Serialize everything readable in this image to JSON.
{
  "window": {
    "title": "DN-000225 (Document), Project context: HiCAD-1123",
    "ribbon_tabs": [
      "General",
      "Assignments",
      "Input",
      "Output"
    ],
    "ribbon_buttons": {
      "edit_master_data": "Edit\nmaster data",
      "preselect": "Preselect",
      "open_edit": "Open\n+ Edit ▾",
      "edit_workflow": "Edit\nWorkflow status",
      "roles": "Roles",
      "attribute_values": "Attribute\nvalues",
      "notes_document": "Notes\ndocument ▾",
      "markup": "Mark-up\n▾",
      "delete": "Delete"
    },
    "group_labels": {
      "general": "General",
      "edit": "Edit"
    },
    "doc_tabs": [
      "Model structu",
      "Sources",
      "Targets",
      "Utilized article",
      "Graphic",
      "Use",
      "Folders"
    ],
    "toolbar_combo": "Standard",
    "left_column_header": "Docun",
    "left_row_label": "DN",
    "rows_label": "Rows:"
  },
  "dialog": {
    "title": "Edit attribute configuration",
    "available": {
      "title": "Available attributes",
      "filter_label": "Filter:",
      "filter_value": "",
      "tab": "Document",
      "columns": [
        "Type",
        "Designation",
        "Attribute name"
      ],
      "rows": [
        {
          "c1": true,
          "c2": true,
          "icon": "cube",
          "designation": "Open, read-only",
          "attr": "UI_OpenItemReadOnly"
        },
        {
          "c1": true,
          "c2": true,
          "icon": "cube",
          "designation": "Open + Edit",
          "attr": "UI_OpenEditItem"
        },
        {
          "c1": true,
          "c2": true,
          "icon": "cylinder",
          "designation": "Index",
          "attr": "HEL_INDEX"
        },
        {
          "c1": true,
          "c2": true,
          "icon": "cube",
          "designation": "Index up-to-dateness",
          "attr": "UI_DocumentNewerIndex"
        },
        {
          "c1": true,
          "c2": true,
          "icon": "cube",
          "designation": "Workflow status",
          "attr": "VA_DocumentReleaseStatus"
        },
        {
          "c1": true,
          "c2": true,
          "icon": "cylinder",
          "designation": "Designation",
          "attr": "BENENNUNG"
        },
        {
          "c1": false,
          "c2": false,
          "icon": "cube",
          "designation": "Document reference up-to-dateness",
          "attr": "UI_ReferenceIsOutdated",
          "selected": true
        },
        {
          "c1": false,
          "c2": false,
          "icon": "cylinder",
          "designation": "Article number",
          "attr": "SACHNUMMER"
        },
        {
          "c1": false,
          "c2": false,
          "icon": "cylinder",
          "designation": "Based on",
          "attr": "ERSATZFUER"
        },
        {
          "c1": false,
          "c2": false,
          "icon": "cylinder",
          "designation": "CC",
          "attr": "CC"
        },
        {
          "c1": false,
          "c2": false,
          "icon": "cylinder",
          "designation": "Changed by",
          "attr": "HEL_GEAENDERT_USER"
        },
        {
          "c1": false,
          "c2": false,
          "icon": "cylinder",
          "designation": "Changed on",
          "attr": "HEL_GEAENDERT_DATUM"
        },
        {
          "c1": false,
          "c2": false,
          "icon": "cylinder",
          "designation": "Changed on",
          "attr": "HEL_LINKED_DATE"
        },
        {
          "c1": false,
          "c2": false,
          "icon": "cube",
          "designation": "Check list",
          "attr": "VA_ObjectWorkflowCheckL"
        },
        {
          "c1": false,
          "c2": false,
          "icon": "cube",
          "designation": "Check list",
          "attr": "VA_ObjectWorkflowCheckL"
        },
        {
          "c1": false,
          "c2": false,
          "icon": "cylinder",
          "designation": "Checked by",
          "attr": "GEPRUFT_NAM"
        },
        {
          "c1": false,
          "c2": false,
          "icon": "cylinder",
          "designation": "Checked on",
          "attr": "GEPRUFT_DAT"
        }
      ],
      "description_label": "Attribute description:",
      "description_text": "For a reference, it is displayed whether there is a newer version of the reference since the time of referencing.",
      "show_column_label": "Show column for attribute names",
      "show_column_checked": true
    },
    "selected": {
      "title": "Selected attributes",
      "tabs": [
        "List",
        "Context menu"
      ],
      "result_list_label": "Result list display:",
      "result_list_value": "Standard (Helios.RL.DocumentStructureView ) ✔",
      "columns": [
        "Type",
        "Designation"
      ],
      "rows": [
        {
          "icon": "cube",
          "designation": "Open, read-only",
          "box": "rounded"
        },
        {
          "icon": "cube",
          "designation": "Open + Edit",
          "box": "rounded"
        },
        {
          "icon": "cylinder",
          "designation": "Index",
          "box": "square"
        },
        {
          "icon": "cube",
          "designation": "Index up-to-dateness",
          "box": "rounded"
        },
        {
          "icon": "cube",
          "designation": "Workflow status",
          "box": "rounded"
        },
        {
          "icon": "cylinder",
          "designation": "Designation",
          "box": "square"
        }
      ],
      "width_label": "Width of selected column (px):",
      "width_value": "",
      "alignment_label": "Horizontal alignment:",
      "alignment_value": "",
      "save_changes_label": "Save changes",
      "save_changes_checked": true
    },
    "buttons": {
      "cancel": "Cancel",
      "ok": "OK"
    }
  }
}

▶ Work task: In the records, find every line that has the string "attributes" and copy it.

▶ Output:
      "title": "Available attributes",
      "title": "Selected attributes",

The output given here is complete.